-- Information provided follows --
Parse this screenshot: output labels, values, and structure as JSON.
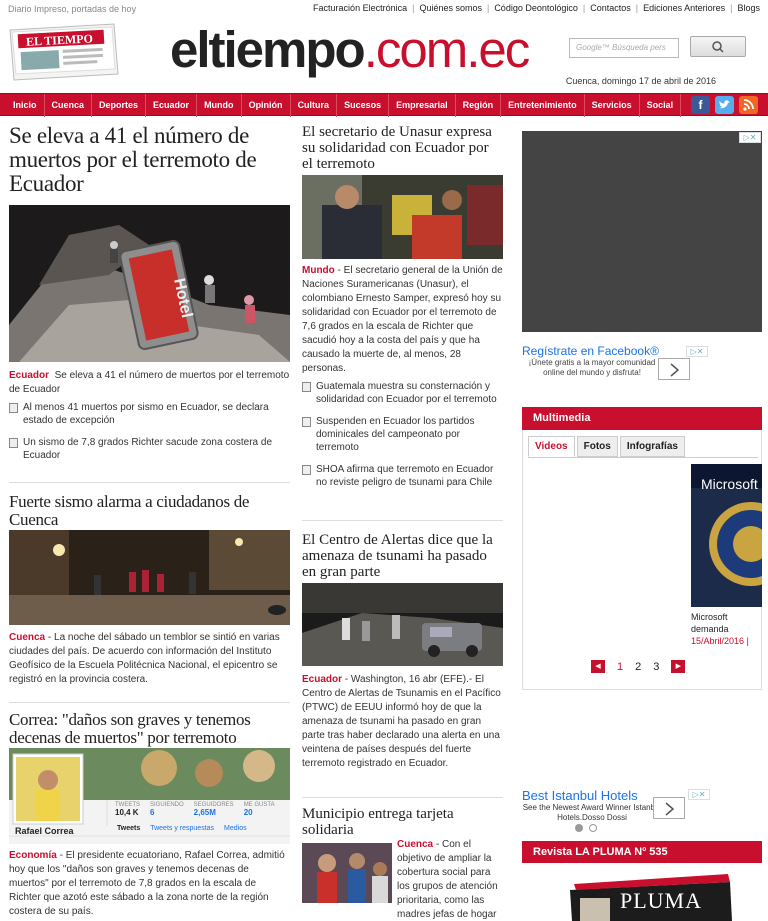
{
  "topbar": {
    "tagline": "Diario Impreso, portadas de hoy",
    "links": [
      "Facturación Electrónica",
      "Quiénes somos",
      "Código Deontológico",
      "Contactos",
      "Ediciones Anteriores",
      "Blogs"
    ]
  },
  "header": {
    "paper_logo": "EL TIEMPO",
    "brand_main": "eltiempo",
    "brand_domain": ".com.ec",
    "search_placeholder": "Búsqueda pers",
    "search_google": "Google™",
    "date": "Cuenca, domingo 17 de abril de 2016"
  },
  "nav": {
    "items": [
      "Inicio",
      "Cuenca",
      "Deportes",
      "Ecuador",
      "Mundo",
      "Opinión",
      "Cultura",
      "Sucesos",
      "Empresarial",
      "Región",
      "Entretenimiento",
      "Servicios",
      "Social"
    ],
    "social": [
      "f",
      "t",
      "rss"
    ]
  },
  "col1": {
    "lead": {
      "title": "Se eleva a 41 el número de muertos por el terremoto de Ecuador",
      "photo_sign": "Hotel",
      "category": "Ecuador",
      "summary": "Se eleva a 41 el número de muertos por el terremoto de Ecuador",
      "related": [
        "Al menos 41 muertos por sismo en Ecuador, se declara estado de excepción",
        "Un sismo de 7,8 grados Richter sacude zona costera de Ecuador"
      ]
    },
    "story2": {
      "title": "Fuerte sismo alarma a ciudadanos de Cuenca",
      "category": "Cuenca",
      "body": "La noche del sábado un temblor se sintió en varias ciudades del país. De acuerdo con información del Instituto Geofísico de la Escuela Politécnica Nacional, el epicentro se registró en la provincia costera."
    },
    "story3": {
      "title": "Correa: \"daños son graves y tenemos decenas de muertos\" por terremoto",
      "tweet_name": "Rafael Correa",
      "tweet_stats": [
        {
          "label": "TWEETS",
          "value": "10,4 K"
        },
        {
          "label": "SIGUIENDO",
          "value": "6"
        },
        {
          "label": "SEGUIDORES",
          "value": "2,65M"
        },
        {
          "label": "ME GUSTA",
          "value": "20"
        }
      ],
      "tweet_tabs": [
        "Tweets",
        "Tweets y respuestas",
        "Medios"
      ],
      "category": "Economía",
      "body": "El presidente ecuatoriano, Rafael Correa, admitió hoy que los \"daños son graves y tenemos decenas de muertos\" por el terremoto de 7,8 grados en la escala de Richter que azotó este sábado a la zona norte de la región costera de su país."
    }
  },
  "col2": {
    "story1": {
      "title": "El secretario de Unasur expresa su solidaridad con Ecuador por el terremoto",
      "category": "Mundo",
      "body": "El secretario general de la Unión de Naciones Suramericanas (Unasur), el colombiano Ernesto Samper, expresó hoy su solidaridad con Ecuador por el terremoto de 7,6 grados en la escala de Richter que sacudió hoy a la costa del país y que ha causado la muerte de, al menos, 28 personas.",
      "related": [
        "Guatemala muestra su consternación y solidaridad con Ecuador por el terremoto",
        "Suspenden en Ecuador los partidos dominicales del campeonato por terremoto",
        "SHOA afirma que terremoto en Ecuador no reviste peligro de tsunami para Chile"
      ]
    },
    "story2": {
      "title": "El Centro de Alertas dice que la amenaza de tsunami ha pasado en gran parte",
      "category": "Ecuador",
      "body": "Washington, 16 abr (EFE).- El Centro de Alertas de Tsunamis en el Pacífico (PTWC) de EEUU informó hoy de que la amenaza de tsunami ha pasado en gran parte tras haber declarado una alerta en una veintena de países después del fuerte terremoto registrado en Ecuador."
    },
    "story3": {
      "title": "Municipio entrega tarjeta solidaria",
      "category": "Cuenca",
      "body": "Con el objetivo de ampliar la cobertura social para los grupos de atención prioritaria, como las madres jefas de hogar y"
    }
  },
  "col3": {
    "fb_ad": {
      "title": "Regístrate en Facebook®",
      "text": "¡Únete gratis a la mayor comunidad online del mundo y disfruta!"
    },
    "multimedia": {
      "title": "Multimedia",
      "tabs": [
        "Videos",
        "Fotos",
        "Infografías"
      ],
      "video_label": "Microsoft",
      "caption": "Microsoft demanda búsquedas secreta",
      "caption_date": "15/Abril/2016 |",
      "pages": [
        "1",
        "2",
        "3"
      ]
    },
    "hotel_ad": {
      "title": "Best Istanbul Hotels",
      "text": "See the Newest Award Winner Istanbul Hotels.Dosso Dossi"
    },
    "pluma": {
      "title": "Revista LA PLUMA Nº 535",
      "cover": "PLUMA"
    }
  },
  "colors": {
    "brand_red": "#c8102e",
    "link_blue": "#1a73e8"
  }
}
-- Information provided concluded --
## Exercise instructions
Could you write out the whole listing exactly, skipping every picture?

## Task solution
Parse this screenshot: output labels, values, and structure as JSON.
{
  "topbar": {
    "tagline": "Diario Impreso, portadas de hoy",
    "links": [
      "Facturación Electrónica",
      "Quiénes somos",
      "Código Deontológico",
      "Contactos",
      "Ediciones Anteriores",
      "Blogs"
    ]
  },
  "header": {
    "paper_logo": "EL TIEMPO",
    "brand_main": "eltiempo",
    "brand_domain": ".com.ec",
    "search_placeholder": "Búsqueda pers",
    "search_google": "Google™",
    "date": "Cuenca, domingo 17 de abril de 2016"
  },
  "nav": {
    "items": [
      "Inicio",
      "Cuenca",
      "Deportes",
      "Ecuador",
      "Mundo",
      "Opinión",
      "Cultura",
      "Sucesos",
      "Empresarial",
      "Región",
      "Entretenimiento",
      "Servicios",
      "Social"
    ],
    "social": [
      "f",
      "t",
      "rss"
    ]
  },
  "col1": {
    "lead": {
      "title": "Se eleva a 41 el número de muertos por el terremoto de Ecuador",
      "photo_sign": "Hotel",
      "category": "Ecuador",
      "summary": "Se eleva a 41 el número de muertos por el terremoto de Ecuador",
      "related": [
        "Al menos 41 muertos por sismo en Ecuador, se declara estado de excepción",
        "Un sismo de 7,8 grados Richter sacude zona costera de Ecuador"
      ]
    },
    "story2": {
      "title": "Fuerte sismo alarma a ciudadanos de Cuenca",
      "category": "Cuenca",
      "body": "La noche del sábado un temblor se sintió en varias ciudades del país. De acuerdo con información del Instituto Geofísico de la Escuela Politécnica Nacional, el epicentro se registró en la provincia costera."
    },
    "story3": {
      "title": "Correa: \"daños son graves y tenemos decenas de muertos\" por terremoto",
      "tweet_name": "Rafael Correa",
      "tweet_stats": [
        {
          "label": "TWEETS",
          "value": "10,4 K"
        },
        {
          "label": "SIGUIENDO",
          "value": "6"
        },
        {
          "label": "SEGUIDORES",
          "value": "2,65M"
        },
        {
          "label": "ME GUSTA",
          "value": "20"
        }
      ],
      "tweet_tabs": [
        "Tweets",
        "Tweets y respuestas",
        "Medios"
      ],
      "category": "Economía",
      "body": "El presidente ecuatoriano, Rafael Correa, admitió hoy que los \"daños son graves y tenemos decenas de muertos\" por el terremoto de 7,8 grados en la escala de Richter que azotó este sábado a la zona norte de la región costera de su país."
    }
  },
  "col2": {
    "story1": {
      "title": "El secretario de Unasur expresa su solidaridad con Ecuador por el terremoto",
      "category": "Mundo",
      "body": "El secretario general de la Unión de Naciones Suramericanas (Unasur), el colombiano Ernesto Samper, expresó hoy su solidaridad con Ecuador por el terremoto de 7,6 grados en la escala de Richter que sacudió hoy a la costa del país y que ha causado la muerte de, al menos, 28 personas.",
      "related": [
        "Guatemala muestra su consternación y solidaridad con Ecuador por el terremoto",
        "Suspenden en Ecuador los partidos dominicales del campeonato por terremoto",
        "SHOA afirma que terremoto en Ecuador no reviste peligro de tsunami para Chile"
      ]
    },
    "story2": {
      "title": "El Centro de Alertas dice que la amenaza de tsunami ha pasado en gran parte",
      "category": "Ecuador",
      "body": "Washington, 16 abr (EFE).- El Centro de Alertas de Tsunamis en el Pacífico (PTWC) de EEUU informó hoy de que la amenaza de tsunami ha pasado en gran parte tras haber declarado una alerta en una veintena de países después del fuerte terremoto registrado en Ecuador."
    },
    "story3": {
      "title": "Municipio entrega tarjeta solidaria",
      "category": "Cuenca",
      "body": "Con el objetivo de ampliar la cobertura social para los grupos de atención prioritaria, como las madres jefas de hogar y"
    }
  },
  "col3": {
    "fb_ad": {
      "title": "Regístrate en Facebook®",
      "text": "¡Únete gratis a la mayor comunidad online del mundo y disfruta!"
    },
    "multimedia": {
      "title": "Multimedia",
      "tabs": [
        "Videos",
        "Fotos",
        "Infografías"
      ],
      "video_label": "Microsoft",
      "caption": "Microsoft demanda búsquedas secreta",
      "caption_date": "15/Abril/2016 |",
      "pages": [
        "1",
        "2",
        "3"
      ]
    },
    "hotel_ad": {
      "title": "Best Istanbul Hotels",
      "text": "See the Newest Award Winner Istanbul Hotels.Dosso Dossi"
    },
    "pluma": {
      "title": "Revista LA PLUMA Nº 535",
      "cover": "PLUMA"
    }
  },
  "colors": {
    "brand_red": "#c8102e",
    "link_blue": "#1a73e8"
  }
}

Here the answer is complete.